A few of our football club’s nicknames pay homage to events long before the clubs themselves came into being. Norwich City, for example, are called the Canaries and their kit includes the birds’ yellow colour. Unlike the teams named for the strip colours, though, the colour in this case came second. In the mid-16th century, Dutch and Flemish refugees arrived in the city in large numbers. Fleeing persecution as religious heretics, they became known as the Strangers. Many ended up working in the wool industry. Key to our story, though, is the fact they also brought canaries with them and popularised canary breeding in Norwich, hence the adoption, hundreds of years later, of the club’s nickname and badge.

Norwich City badge
Canary breeding took off in Norwich thanks to Dutch refugees
Canary
Canaries are native to the Canary Islands, Azores and Madeira

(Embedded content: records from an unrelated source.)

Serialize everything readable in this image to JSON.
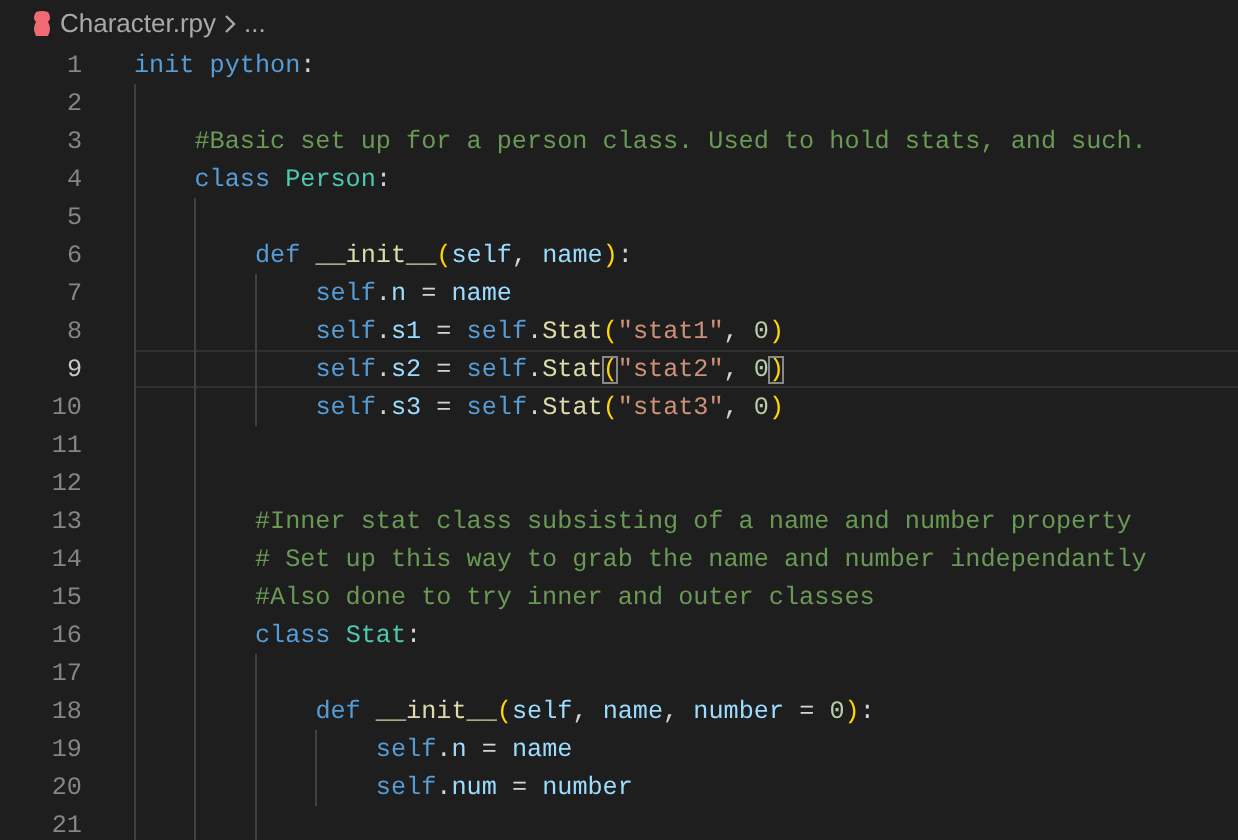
{
  "breadcrumb": {
    "file": "Character.rpy",
    "rest": "..."
  },
  "lines": [
    {
      "number": "1",
      "current": false,
      "tokens": [
        {
          "kind": "keyword",
          "text": "init "
        },
        {
          "kind": "keyword",
          "text": "python"
        },
        {
          "kind": "punct",
          "text": ":"
        }
      ],
      "children": [
        {
          "number": "2",
          "current": false
        },
        {
          "number": "3",
          "current": false,
          "tokens": [
            {
              "kind": "comment",
              "text": "#Basic set up for a person class. Used to hold stats, and such."
            }
          ]
        },
        {
          "number": "4",
          "current": false,
          "tokens": [
            {
              "kind": "keyword",
              "text": "class "
            },
            {
              "kind": "class",
              "text": "Person"
            },
            {
              "kind": "punct",
              "text": ":"
            }
          ],
          "children": [
            {
              "number": "5",
              "current": false
            },
            {
              "number": "6",
              "current": false,
              "tokens": [
                {
                  "kind": "keyword",
                  "text": "def "
                },
                {
                  "kind": "func",
                  "text": "__init__"
                },
                {
                  "kind": "bracket",
                  "text": "("
                },
                {
                  "kind": "param",
                  "text": "self"
                },
                {
                  "kind": "punct",
                  "text": ", "
                },
                {
                  "kind": "param",
                  "text": "name"
                },
                {
                  "kind": "bracket",
                  "text": ")"
                },
                {
                  "kind": "punct",
                  "text": ":"
                }
              ],
              "children": [
                {
                  "number": "7",
                  "current": false,
                  "tokens": [
                    {
                      "kind": "self",
                      "text": "self"
                    },
                    {
                      "kind": "punct",
                      "text": "."
                    },
                    {
                      "kind": "var",
                      "text": "n"
                    },
                    {
                      "kind": "punct",
                      "text": " = "
                    },
                    {
                      "kind": "var",
                      "text": "name"
                    }
                  ]
                },
                {
                  "number": "8",
                  "current": false,
                  "tokens": [
                    {
                      "kind": "self",
                      "text": "self"
                    },
                    {
                      "kind": "punct",
                      "text": "."
                    },
                    {
                      "kind": "var",
                      "text": "s1"
                    },
                    {
                      "kind": "punct",
                      "text": " = "
                    },
                    {
                      "kind": "self",
                      "text": "self"
                    },
                    {
                      "kind": "punct",
                      "text": "."
                    },
                    {
                      "kind": "func",
                      "text": "Stat"
                    },
                    {
                      "kind": "bracket",
                      "text": "("
                    },
                    {
                      "kind": "string",
                      "text": "\"stat1\""
                    },
                    {
                      "kind": "punct",
                      "text": ", "
                    },
                    {
                      "kind": "number",
                      "text": "0"
                    },
                    {
                      "kind": "bracket",
                      "text": ")"
                    }
                  ]
                },
                {
                  "number": "9",
                  "current": true,
                  "tokens": [
                    {
                      "kind": "self",
                      "text": "self"
                    },
                    {
                      "kind": "punct",
                      "text": "."
                    },
                    {
                      "kind": "var",
                      "text": "s2"
                    },
                    {
                      "kind": "punct",
                      "text": " = "
                    },
                    {
                      "kind": "self",
                      "text": "self"
                    },
                    {
                      "kind": "punct",
                      "text": "."
                    },
                    {
                      "kind": "func",
                      "text": "Stat"
                    },
                    {
                      "kind": "matched-bracket",
                      "text": "("
                    },
                    {
                      "kind": "string",
                      "text": "\"stat2\""
                    },
                    {
                      "kind": "punct",
                      "text": ", "
                    },
                    {
                      "kind": "number",
                      "text": "0"
                    },
                    {
                      "kind": "matched-bracket",
                      "text": ")"
                    }
                  ]
                },
                {
                  "number": "10",
                  "current": false,
                  "tokens": [
                    {
                      "kind": "self",
                      "text": "self"
                    },
                    {
                      "kind": "punct",
                      "text": "."
                    },
                    {
                      "kind": "var",
                      "text": "s3"
                    },
                    {
                      "kind": "punct",
                      "text": " = "
                    },
                    {
                      "kind": "self",
                      "text": "self"
                    },
                    {
                      "kind": "punct",
                      "text": "."
                    },
                    {
                      "kind": "func",
                      "text": "Stat"
                    },
                    {
                      "kind": "bracket",
                      "text": "("
                    },
                    {
                      "kind": "string",
                      "text": "\"stat3\""
                    },
                    {
                      "kind": "punct",
                      "text": ", "
                    },
                    {
                      "kind": "number",
                      "text": "0"
                    },
                    {
                      "kind": "bracket",
                      "text": ")"
                    }
                  ]
                }
              ]
            },
            {
              "number": "11",
              "current": false
            },
            {
              "number": "12",
              "current": false
            },
            {
              "number": "13",
              "current": false,
              "tokens": [
                {
                  "kind": "comment",
                  "text": "#Inner stat class subsisting of a name and number property"
                }
              ]
            },
            {
              "number": "14",
              "current": false,
              "tokens": [
                {
                  "kind": "comment",
                  "text": "# Set up this way to grab the name and number independantly"
                }
              ]
            },
            {
              "number": "15",
              "current": false,
              "tokens": [
                {
                  "kind": "comment",
                  "text": "#Also done to try inner and outer classes"
                }
              ]
            },
            {
              "number": "16",
              "current": false,
              "tokens": [
                {
                  "kind": "keyword",
                  "text": "class "
                },
                {
                  "kind": "class",
                  "text": "Stat"
                },
                {
                  "kind": "punct",
                  "text": ":"
                }
              ],
              "children": [
                {
                  "number": "17",
                  "current": false
                },
                {
                  "number": "18",
                  "current": false,
                  "tokens": [
                    {
                      "kind": "keyword",
                      "text": "def "
                    },
                    {
                      "kind": "func",
                      "text": "__init__"
                    },
                    {
                      "kind": "bracket",
                      "text": "("
                    },
                    {
                      "kind": "param",
                      "text": "self"
                    },
                    {
                      "kind": "punct",
                      "text": ", "
                    },
                    {
                      "kind": "param",
                      "text": "name"
                    },
                    {
                      "kind": "punct",
                      "text": ", "
                    },
                    {
                      "kind": "param",
                      "text": "number"
                    },
                    {
                      "kind": "punct",
                      "text": " = "
                    },
                    {
                      "kind": "number",
                      "text": "0"
                    },
                    {
                      "kind": "bracket",
                      "text": ")"
                    },
                    {
                      "kind": "punct",
                      "text": ":"
                    }
                  ],
                  "children": [
                    {
                      "number": "19",
                      "current": false,
                      "tokens": [
                        {
                          "kind": "self",
                          "text": "self"
                        },
                        {
                          "kind": "punct",
                          "text": "."
                        },
                        {
                          "kind": "var",
                          "text": "n"
                        },
                        {
                          "kind": "punct",
                          "text": " = "
                        },
                        {
                          "kind": "var",
                          "text": "name"
                        }
                      ]
                    },
                    {
                      "number": "20",
                      "current": false,
                      "tokens": [
                        {
                          "kind": "self",
                          "text": "self"
                        },
                        {
                          "kind": "punct",
                          "text": "."
                        },
                        {
                          "kind": "var",
                          "text": "num"
                        },
                        {
                          "kind": "punct",
                          "text": " = "
                        },
                        {
                          "kind": "var",
                          "text": "number"
                        }
                      ]
                    }
                  ]
                },
                {
                  "number": "21",
                  "current": false
                }
              ]
            }
          ]
        }
      ]
    }
  ]
}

Tottenham Hotspur’s cockerel emblem has an even older connection. The club’s name comes from Lord Henry Percy, often called Harry Hotspur. Percy was a key figure in Henry IV’s rise to power in 1399, and he features in Shakespeare’s work. He was nicknamed Hotspur by the Scots for his fast riding and supposed use of ‘hot’ spurs. The Percy family were, and still are, earls and dukes of Northumberland but also owned land in the Tottenham area of London. The club’s name pays tribute to this connection and the family’s most famous son. The cockerel was added to the badge in 1921 and references the spurs that fighting cocks wear in common with Harry.

Tottenham Hotspur badge
The Tottenham cockerel links to Harry Hotspur and his spurs
Chicken birds in football
Ok; this is a chicken not a cockerel…

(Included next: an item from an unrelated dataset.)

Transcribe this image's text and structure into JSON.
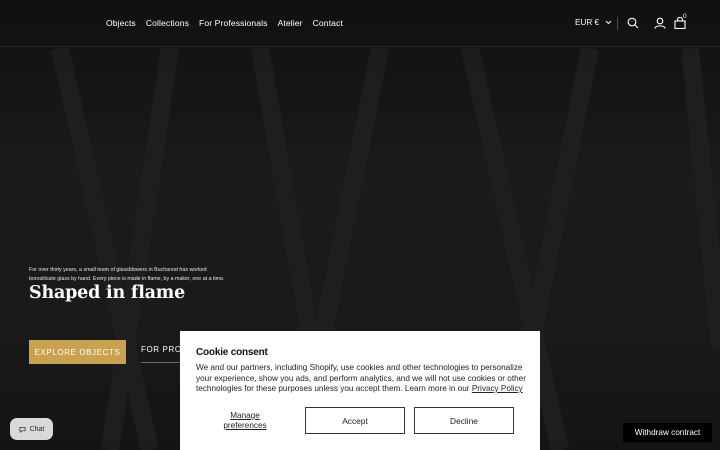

Daggers Drawn

Our final pair of clubs adopted bird-related imagery much more recently. In the early 1970s, Crystal Palace were struggling and found themselves relegated to the old second division at the end of the 1972/73 season. Manager Malcolm Allison decided an image overhaul would help inspire the club to new heights. As well as changing the kit from light blue and claret to much brighter red and blue stripes, he targeted the club’s nickname. The club was previously called the Glaziers, in reference to the original Crystal Palace housing the 1851 Great Exhibition. Allison took inspiration from successful Portuguese club Benfica, nicknamed the Eagles, for a stronger name and the bird was added to the badge as well.

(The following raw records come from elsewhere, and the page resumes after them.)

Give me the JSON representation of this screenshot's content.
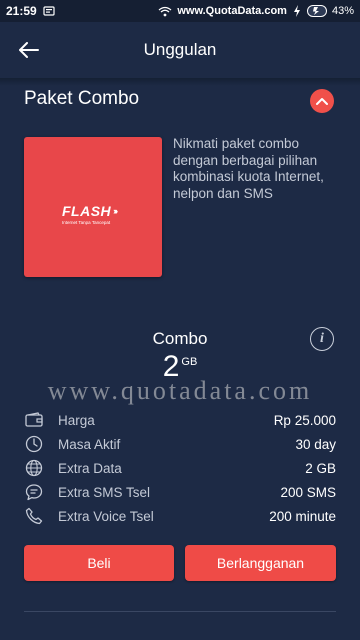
{
  "status_bar": {
    "time": "21:59",
    "site": "www.QuotaData.com",
    "battery": "43%"
  },
  "app_bar": {
    "title": "Unggulan"
  },
  "package": {
    "title": "Paket Combo",
    "logo_text": "FLASH",
    "logo_tagline": "Internet Tanpa Tancepat",
    "description": "Nikmati paket combo dengan berbagai pilihan kombinasi kuota Internet, nelpon dan SMS",
    "name": "Combo",
    "amount": "2",
    "unit": "GB"
  },
  "watermark": "www.quotadata.com",
  "details": [
    {
      "icon": "wallet-icon",
      "label": "Harga",
      "value": "Rp 25.000"
    },
    {
      "icon": "clock-icon",
      "label": "Masa Aktif",
      "value": "30 day"
    },
    {
      "icon": "globe-icon",
      "label": "Extra Data",
      "value": "2 GB"
    },
    {
      "icon": "chat-bubble-icon",
      "label": "Extra SMS Tsel",
      "value": "200 SMS"
    },
    {
      "icon": "phone-icon",
      "label": "Extra Voice Tsel",
      "value": "200 minute"
    }
  ],
  "actions": {
    "buy_label": "Beli",
    "subscribe_label": "Berlangganan"
  },
  "colors": {
    "background": "#1d2a45",
    "accent": "#ef4b47",
    "card": "#e8474a"
  }
}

Crystal Palace took inspiration from Benfica for their badge and nickname
White-tailed eagle
Eagles, like this juvenile white-tailed eagle, are a symbol of strength and power

This new name directly influenced a name change for Brighton and Hove Albion just a few years later. Despite being about 50 miles apart, Crystal Palace and Brighton have been fierce rivals since the 1970s. The animosity has less to do with geography and more to do with the fact the teams had a number of fractious run-ins in a short space of time, having been literal leagues apart for some time previously. Apparently, when Palace fans started chanting their new ‘Eagles’ name in the pub before one game between the two, Brighton fans responded by chanting ‘Seagulls’ back. Presumably the fans wanted to pick a rhyming rival bird that fitted their seaside location, despite the fact the club had only recently been christened the Dolphins. The seagull name quickly stuck and has been on the club badge since 1977.

Brighton and Hove Albion badge
‘Seagulls’ are synonymous with seaside locations like Brighton
Herring gulls
The term ‘seagull’ is a generic catch-all for a host of gull species like these herring gulls

Christmas Crackers

That completes our tour of birdy football clubs apart from an honorary mention of Walsall FC. Nicknamed the Saddlers for the town’s saddlery history, the League Two club’s badge features a swift. This honours the 1888 amalgamation of the town’s two former clubs, Walsall Town FC and Walsall Swifts.

Walsall FC badge
Honorary mention goes to the swift badge of Walsall Fc

It only remains for all of us here at Purple Plover to say we wish you a Merry Christmas and a Happy New Year! And if you follow football, we hope your club’s Christmas fixtures prove fruitful!